§ **Aim of the exercise**:
Find the string "Modtaget" in the records. Copy every line it appears in.

§ **Data extract**:

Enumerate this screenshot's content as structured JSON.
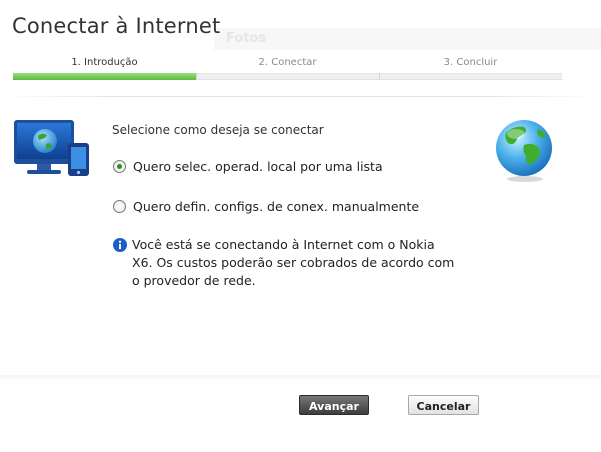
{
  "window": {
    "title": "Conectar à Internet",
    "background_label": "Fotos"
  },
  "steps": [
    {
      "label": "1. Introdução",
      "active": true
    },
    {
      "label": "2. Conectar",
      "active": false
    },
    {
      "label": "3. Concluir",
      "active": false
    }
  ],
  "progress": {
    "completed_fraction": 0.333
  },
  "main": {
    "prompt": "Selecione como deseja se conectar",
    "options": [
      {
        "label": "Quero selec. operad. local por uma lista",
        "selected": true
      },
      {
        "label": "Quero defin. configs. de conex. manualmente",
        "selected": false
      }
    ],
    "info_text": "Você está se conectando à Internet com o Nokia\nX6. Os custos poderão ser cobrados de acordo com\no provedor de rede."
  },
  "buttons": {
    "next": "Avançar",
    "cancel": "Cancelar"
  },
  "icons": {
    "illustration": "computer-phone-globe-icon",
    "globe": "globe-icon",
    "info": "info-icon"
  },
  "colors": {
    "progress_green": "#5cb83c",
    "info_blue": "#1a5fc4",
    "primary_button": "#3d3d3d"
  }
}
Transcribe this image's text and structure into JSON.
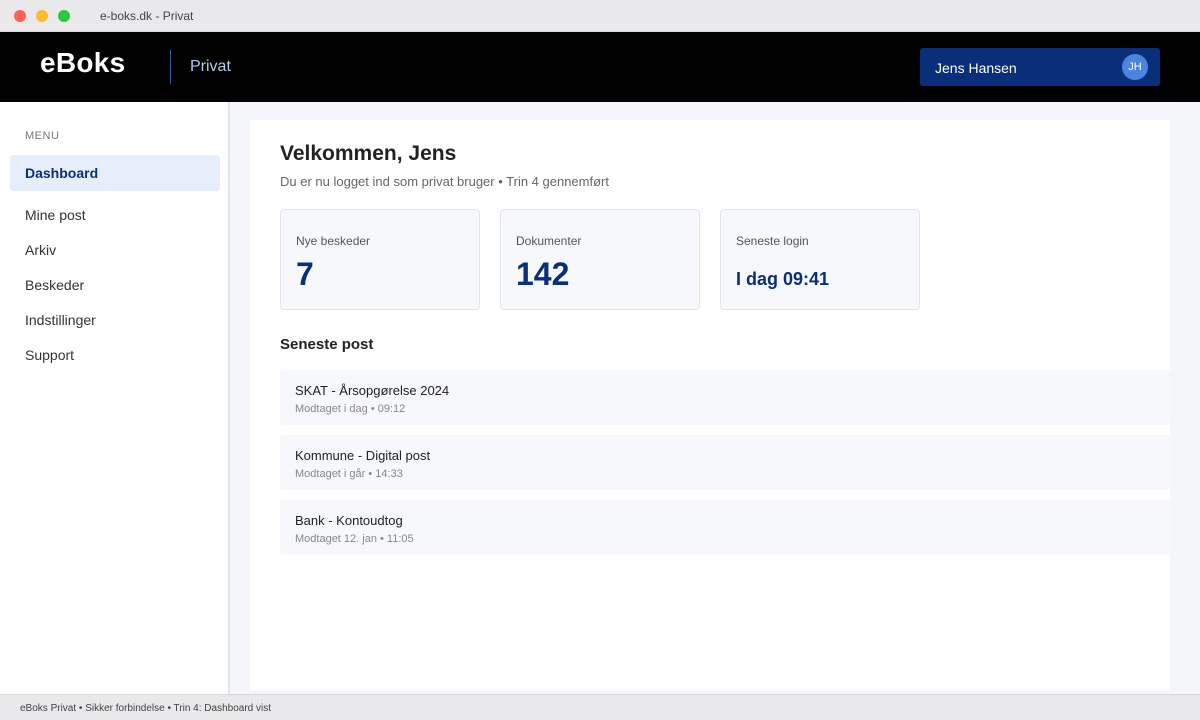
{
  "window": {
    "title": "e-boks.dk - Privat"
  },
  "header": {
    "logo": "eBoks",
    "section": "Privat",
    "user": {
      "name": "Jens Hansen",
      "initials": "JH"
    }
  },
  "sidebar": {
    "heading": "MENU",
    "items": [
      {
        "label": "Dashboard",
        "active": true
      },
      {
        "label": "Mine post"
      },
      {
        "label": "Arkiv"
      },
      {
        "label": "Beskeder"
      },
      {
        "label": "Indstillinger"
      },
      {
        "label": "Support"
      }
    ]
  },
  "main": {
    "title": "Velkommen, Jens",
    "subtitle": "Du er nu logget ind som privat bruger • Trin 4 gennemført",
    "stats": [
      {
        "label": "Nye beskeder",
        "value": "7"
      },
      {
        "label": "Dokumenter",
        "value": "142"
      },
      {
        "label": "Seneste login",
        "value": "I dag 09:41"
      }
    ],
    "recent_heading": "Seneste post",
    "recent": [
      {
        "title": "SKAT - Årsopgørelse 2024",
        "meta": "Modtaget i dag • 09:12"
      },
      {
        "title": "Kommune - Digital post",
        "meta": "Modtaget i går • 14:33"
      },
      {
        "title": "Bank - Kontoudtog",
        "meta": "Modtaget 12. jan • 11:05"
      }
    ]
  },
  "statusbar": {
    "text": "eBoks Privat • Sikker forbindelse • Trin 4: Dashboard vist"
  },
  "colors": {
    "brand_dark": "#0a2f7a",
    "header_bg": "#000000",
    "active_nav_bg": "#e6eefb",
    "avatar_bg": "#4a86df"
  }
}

§ **Exercise response**:
        "meta": "Modtaget i dag • 09:12"
        "meta": "Modtaget i går • 14:33"
        "meta": "Modtaget 12. jan • 11:05"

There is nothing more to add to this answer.